So, what did I do for food when we weren’t feasting on gluten free pastries and yummy soups?

As usual with travelling, I stocked up on food for breakfast and got some basics like vegetables and rice to make dinners with. In Paris there is some great organic shops “bio” which all have a really good range of gluten free foods, including cereals, muesli, bread, snacks and sweet treats. Also, surprisingly lot’s of supermarkets had a gluten free section or at least some rice cakes. And with fresh fruit and veg, nuts, or rice cakes with your favourite spread, ya can’t really go wrong! Let’s get exploring.

My friend and I in Paris
My friend and I in Paris

And now I am sitting with my packed gluten free sandwich waiting for my flight to La Réunion.

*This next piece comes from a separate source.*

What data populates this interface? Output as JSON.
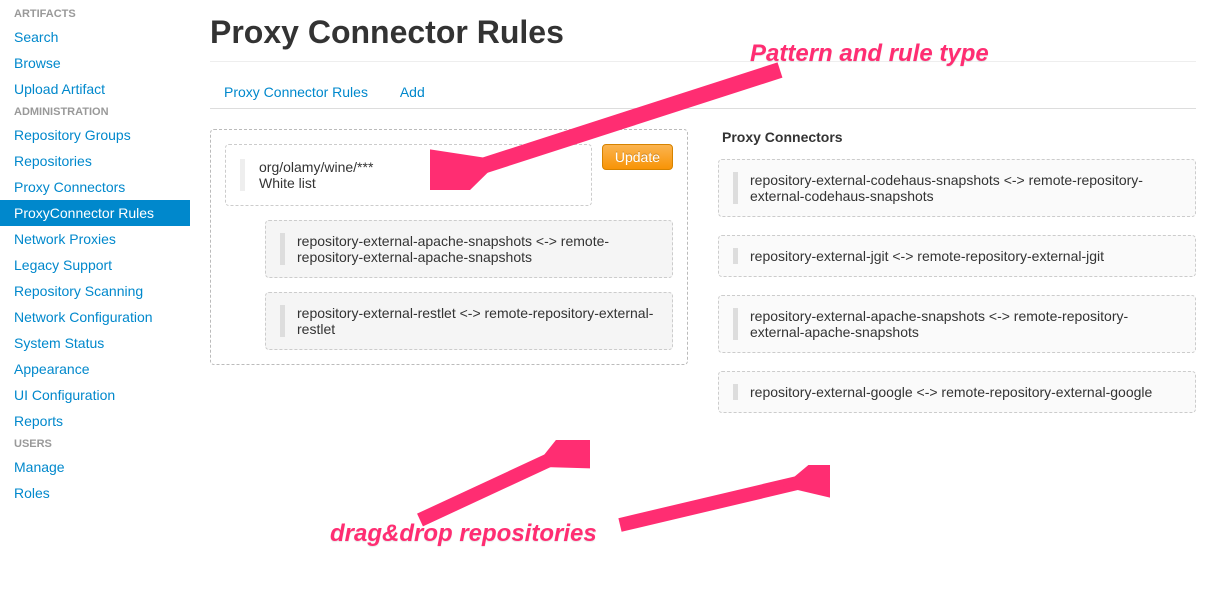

Watch this space and also, never feel held back by being gluten-free, there’s a whole world out there waiting for us to discover it! (More a note to myself than anything)